Lunar Landing Assist Model Alpha (LLAMA) Bot X-3000 was Team 527's 2009 Lunacy robot. It was named for how its side profile resembled that of a llama. Its primary driver was Matt Bruno, with Dom Guerriere as systems operator. It attended the New York City Regionals, the Chesapeake Regional and the SBPLI Long Island Regional.
Lunacy incorporated low-friction wheels on a low-friction surface. To combat this, LLAMA Bot was designed with a 10 wheel drive system. Initially, this feature was seen as an unnecessary addition of weight, yet it would become the robot’s greatest asset.
LLAMA Bot was originally designed and constructed as a dumper system, where the “moon rock” balls would be picked up via a conveyor from the floor and stored in a hopper, where they would be stored until one large offload into an opponent’s trailer. However, tests concluded that the moon rocks did not leave the hopper fast enough to reach an opponent’s trailer, so the hopper was removed in place of a shooter mechanism.
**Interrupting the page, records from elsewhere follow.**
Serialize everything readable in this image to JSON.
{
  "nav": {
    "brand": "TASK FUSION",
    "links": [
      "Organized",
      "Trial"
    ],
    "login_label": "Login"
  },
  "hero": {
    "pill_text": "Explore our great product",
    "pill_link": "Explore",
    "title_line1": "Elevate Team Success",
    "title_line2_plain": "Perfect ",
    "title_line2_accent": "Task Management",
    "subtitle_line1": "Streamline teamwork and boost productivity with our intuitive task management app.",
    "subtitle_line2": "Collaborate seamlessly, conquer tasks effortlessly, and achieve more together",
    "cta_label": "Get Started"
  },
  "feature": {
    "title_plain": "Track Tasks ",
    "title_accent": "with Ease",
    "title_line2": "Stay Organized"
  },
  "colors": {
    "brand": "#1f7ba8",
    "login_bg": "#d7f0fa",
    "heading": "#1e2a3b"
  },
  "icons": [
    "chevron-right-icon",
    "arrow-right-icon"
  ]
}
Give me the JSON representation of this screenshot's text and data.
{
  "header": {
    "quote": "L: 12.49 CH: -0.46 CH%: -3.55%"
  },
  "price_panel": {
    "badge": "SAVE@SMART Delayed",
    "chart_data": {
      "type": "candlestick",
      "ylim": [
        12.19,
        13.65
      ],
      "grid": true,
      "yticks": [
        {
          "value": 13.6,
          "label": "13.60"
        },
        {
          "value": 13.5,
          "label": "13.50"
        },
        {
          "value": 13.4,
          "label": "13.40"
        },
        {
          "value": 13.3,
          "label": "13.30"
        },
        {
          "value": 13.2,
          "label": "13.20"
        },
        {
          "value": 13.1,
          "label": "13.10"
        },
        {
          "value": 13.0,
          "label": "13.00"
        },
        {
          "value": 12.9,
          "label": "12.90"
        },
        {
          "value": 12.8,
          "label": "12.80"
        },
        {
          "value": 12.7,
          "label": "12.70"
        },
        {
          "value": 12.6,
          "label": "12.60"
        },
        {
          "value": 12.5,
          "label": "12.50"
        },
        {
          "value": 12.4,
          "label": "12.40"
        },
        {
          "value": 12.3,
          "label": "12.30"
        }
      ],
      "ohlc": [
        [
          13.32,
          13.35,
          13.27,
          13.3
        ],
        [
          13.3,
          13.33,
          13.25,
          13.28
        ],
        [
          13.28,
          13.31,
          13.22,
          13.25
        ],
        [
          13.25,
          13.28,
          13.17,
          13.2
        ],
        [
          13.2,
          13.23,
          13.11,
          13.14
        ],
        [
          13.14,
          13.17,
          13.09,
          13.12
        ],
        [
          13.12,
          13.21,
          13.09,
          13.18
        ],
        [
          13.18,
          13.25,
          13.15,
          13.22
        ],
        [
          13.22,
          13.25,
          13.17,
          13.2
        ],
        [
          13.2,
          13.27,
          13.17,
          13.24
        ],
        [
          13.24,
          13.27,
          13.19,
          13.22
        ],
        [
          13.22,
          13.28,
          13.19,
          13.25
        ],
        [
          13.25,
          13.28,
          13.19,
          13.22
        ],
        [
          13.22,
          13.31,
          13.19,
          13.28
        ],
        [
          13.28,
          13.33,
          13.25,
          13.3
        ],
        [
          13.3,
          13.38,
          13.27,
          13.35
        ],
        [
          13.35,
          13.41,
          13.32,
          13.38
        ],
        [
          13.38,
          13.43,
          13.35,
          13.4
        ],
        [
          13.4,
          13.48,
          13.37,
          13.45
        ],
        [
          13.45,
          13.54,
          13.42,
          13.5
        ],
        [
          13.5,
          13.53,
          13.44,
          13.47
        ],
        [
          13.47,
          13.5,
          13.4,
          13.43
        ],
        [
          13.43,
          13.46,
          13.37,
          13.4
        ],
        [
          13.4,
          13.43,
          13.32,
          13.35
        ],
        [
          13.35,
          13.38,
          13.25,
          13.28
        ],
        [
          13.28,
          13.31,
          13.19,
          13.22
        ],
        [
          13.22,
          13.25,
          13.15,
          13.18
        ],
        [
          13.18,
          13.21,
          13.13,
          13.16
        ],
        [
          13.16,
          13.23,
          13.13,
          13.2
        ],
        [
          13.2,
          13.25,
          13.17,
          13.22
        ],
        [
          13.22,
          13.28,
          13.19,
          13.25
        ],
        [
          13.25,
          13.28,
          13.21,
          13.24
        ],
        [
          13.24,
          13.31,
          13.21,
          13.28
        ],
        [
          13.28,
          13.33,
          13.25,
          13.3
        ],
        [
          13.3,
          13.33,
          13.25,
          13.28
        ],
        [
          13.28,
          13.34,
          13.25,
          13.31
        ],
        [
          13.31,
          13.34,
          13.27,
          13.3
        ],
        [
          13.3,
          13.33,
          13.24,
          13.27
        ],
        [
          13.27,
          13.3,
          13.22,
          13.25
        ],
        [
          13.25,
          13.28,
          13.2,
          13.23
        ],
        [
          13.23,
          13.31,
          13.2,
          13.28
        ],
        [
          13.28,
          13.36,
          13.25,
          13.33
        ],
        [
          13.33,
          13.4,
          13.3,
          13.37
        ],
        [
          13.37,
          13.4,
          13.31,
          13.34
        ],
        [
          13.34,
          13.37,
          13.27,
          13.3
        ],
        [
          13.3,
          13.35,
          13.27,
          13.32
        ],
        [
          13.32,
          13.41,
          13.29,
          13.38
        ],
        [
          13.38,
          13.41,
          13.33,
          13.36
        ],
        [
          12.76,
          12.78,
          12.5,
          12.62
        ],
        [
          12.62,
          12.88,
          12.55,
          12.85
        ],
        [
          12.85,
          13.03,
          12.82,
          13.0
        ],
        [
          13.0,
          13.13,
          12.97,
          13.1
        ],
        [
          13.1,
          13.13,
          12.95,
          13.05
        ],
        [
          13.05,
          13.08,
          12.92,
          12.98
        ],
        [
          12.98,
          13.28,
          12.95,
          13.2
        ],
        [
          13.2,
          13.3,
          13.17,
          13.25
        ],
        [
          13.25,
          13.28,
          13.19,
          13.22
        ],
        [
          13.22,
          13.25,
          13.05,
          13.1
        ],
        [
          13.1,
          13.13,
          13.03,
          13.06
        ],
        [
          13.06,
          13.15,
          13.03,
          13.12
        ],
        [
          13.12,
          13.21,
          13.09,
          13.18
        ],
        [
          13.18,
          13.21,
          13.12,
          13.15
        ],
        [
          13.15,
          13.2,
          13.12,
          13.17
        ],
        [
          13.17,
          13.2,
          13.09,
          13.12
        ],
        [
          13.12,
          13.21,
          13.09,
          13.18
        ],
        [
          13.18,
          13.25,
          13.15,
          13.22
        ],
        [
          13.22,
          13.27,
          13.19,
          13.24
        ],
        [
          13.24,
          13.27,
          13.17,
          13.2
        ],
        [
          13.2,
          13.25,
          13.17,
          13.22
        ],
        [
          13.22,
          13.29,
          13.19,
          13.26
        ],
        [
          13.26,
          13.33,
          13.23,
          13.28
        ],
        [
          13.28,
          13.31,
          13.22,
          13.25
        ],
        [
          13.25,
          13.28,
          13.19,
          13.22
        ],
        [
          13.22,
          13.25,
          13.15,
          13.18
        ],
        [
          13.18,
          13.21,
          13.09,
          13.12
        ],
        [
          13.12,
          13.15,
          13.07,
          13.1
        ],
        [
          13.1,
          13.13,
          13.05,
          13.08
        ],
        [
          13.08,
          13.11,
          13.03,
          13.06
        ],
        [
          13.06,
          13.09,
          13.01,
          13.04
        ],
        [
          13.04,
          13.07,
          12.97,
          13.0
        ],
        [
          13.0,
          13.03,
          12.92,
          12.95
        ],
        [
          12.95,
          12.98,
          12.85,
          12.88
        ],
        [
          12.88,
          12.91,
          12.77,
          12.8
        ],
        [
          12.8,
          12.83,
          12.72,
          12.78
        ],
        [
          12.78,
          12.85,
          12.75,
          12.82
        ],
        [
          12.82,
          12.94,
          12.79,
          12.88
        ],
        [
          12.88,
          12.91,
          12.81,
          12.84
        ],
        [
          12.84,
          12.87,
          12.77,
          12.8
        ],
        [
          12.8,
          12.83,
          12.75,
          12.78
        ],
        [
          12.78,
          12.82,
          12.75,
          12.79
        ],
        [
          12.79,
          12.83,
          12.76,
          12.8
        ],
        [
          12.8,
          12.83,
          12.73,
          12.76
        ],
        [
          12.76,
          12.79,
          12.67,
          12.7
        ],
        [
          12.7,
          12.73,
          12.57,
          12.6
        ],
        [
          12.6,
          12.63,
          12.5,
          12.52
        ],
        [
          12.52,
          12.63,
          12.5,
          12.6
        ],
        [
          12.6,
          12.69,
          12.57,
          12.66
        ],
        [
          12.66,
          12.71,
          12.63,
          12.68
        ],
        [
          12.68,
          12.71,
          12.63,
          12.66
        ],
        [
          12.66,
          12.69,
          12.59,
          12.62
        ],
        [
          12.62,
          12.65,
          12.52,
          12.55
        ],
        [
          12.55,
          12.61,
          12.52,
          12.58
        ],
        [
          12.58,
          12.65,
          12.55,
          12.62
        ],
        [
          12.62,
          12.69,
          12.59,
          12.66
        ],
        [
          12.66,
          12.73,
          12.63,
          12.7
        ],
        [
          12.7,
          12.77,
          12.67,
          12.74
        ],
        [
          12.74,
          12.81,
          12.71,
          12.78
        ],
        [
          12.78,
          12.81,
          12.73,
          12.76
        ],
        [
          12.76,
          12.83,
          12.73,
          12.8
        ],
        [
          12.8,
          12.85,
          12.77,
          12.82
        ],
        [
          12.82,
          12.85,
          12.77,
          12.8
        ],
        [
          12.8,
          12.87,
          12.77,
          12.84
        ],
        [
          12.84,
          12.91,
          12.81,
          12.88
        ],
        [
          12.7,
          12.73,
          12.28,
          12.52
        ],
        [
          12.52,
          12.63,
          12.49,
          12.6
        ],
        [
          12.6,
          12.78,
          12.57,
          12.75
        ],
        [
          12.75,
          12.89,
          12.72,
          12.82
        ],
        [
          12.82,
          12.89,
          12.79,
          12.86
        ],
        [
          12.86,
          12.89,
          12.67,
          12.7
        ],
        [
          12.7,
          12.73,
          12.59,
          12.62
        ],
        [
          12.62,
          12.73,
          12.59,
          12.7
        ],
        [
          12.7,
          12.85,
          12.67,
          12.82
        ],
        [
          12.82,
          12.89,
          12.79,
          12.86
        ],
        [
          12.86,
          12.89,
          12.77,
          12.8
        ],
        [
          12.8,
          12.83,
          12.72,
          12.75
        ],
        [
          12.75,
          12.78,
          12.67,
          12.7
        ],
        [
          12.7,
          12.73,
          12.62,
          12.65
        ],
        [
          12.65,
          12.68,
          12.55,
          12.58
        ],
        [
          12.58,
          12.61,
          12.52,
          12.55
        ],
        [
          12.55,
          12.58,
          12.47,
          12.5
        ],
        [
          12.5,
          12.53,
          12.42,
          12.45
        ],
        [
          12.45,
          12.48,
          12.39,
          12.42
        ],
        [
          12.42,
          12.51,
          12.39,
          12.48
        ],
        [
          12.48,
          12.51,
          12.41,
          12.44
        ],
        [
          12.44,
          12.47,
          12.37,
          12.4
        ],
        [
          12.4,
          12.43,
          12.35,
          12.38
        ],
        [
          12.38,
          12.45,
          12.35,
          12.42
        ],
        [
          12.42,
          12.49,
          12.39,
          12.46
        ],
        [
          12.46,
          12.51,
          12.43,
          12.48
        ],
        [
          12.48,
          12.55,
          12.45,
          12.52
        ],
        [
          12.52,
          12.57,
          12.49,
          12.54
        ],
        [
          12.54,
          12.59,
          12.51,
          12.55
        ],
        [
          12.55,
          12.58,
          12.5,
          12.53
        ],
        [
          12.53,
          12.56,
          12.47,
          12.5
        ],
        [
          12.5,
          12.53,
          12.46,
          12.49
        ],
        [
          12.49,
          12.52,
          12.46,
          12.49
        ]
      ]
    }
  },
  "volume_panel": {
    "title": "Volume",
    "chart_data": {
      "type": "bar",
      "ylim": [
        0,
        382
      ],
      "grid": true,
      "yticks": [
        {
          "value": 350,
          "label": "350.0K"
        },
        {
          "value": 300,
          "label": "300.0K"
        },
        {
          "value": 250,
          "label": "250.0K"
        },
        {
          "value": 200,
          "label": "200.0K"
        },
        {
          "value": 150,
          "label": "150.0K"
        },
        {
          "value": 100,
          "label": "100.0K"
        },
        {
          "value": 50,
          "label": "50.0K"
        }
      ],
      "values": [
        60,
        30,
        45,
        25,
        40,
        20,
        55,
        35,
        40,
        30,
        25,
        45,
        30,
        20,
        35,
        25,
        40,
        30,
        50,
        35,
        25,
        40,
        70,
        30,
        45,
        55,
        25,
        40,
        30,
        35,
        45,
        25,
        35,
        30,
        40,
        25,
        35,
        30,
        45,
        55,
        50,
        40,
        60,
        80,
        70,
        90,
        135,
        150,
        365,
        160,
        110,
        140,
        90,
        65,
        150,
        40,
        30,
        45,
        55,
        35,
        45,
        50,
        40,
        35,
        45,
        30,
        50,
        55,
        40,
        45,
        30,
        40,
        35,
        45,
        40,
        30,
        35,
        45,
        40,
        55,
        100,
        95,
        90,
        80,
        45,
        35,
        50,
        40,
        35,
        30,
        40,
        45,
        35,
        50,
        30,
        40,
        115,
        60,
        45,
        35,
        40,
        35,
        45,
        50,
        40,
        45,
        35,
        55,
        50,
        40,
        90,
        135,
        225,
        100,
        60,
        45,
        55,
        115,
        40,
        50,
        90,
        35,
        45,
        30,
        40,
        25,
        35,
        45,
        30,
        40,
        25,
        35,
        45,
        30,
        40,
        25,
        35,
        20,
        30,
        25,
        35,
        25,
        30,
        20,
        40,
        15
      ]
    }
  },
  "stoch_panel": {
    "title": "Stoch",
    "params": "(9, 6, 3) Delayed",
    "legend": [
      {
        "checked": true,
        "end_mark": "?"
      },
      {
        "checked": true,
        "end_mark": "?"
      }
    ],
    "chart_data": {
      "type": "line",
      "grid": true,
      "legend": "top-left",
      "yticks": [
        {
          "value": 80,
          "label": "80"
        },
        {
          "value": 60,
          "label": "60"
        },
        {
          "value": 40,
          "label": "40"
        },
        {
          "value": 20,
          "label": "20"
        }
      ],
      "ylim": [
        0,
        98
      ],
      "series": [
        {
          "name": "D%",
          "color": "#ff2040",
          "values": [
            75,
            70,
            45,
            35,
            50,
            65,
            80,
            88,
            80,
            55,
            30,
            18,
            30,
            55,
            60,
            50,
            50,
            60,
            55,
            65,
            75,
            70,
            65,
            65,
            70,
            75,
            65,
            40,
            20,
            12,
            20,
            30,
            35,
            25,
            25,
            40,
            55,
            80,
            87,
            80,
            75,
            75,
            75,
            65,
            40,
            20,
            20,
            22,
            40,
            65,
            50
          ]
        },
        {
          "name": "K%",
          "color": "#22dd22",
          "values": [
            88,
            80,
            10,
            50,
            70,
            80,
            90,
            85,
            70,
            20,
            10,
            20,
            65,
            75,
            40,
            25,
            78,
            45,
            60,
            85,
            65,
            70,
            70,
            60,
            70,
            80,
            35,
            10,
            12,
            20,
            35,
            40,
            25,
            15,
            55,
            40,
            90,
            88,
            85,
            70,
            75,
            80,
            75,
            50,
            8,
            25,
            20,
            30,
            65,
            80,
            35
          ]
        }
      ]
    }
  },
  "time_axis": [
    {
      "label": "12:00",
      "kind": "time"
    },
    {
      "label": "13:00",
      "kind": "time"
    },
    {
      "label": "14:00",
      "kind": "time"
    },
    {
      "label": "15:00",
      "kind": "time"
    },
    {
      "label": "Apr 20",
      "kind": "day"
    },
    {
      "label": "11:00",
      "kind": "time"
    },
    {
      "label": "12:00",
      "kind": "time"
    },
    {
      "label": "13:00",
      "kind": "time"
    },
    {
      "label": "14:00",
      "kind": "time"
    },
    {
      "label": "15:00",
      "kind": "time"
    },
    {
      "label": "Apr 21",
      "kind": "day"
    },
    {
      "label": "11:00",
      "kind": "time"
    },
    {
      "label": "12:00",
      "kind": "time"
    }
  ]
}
The shooter acted similar to a pitching machine. The system operator would move balls up the conveyor until they reached the top and rolled down a short ramp into a spinning wheel, accelerating the moon rocks into an opposing robot’s trailer. This system was tested successfully in the sixth week of build season, and LLAMA Bot was packed on time in the team crate for its first competition at the Jacob Javits Center.
New York City Regional
Initially, LLAMA Bot was plagued with difficulties at the Javits Center. The shooting mechanism would slow down as balls rolled into it, the distance they traveled progressively decreasing when moon rocks were launched in succession.
However, the 10-wheel drive- with its four motors and shifting gearboxes- would become the key to LLAMA Bot’s success. While some teams had laughed at the excessive number of wheels on LLAMA Bot- few robots utilized more than a 6-wheel drive- the design of the drive on the low-friction field allowed LLAMA Bot to overpower almost every other competitor. The robot would push competitors into a wall or corner, where human players could easily score on the helpless machine and trailer. This tactical advantage was quickly incorporated by the programming team in the pits into the autonomous mode, allowing LLAMA Bot to pin the adversary across from it while the opponent had no control to escape.
Despite these improvements, LLAMA Bot and the Red Dragons only reached 23 seed in qualifications, and were not selected by any alliance for the elimination rounds. Once the competition ended, the shooting mech was removed, as it was found to actually decelerate moon rocks during heavy use. The balls would now only roll out using the acceleration of gravity. Following this modification, LLAMA Bot was packed up for the next competition in Annapolis, MD, where its design would finally begin to allow for wins.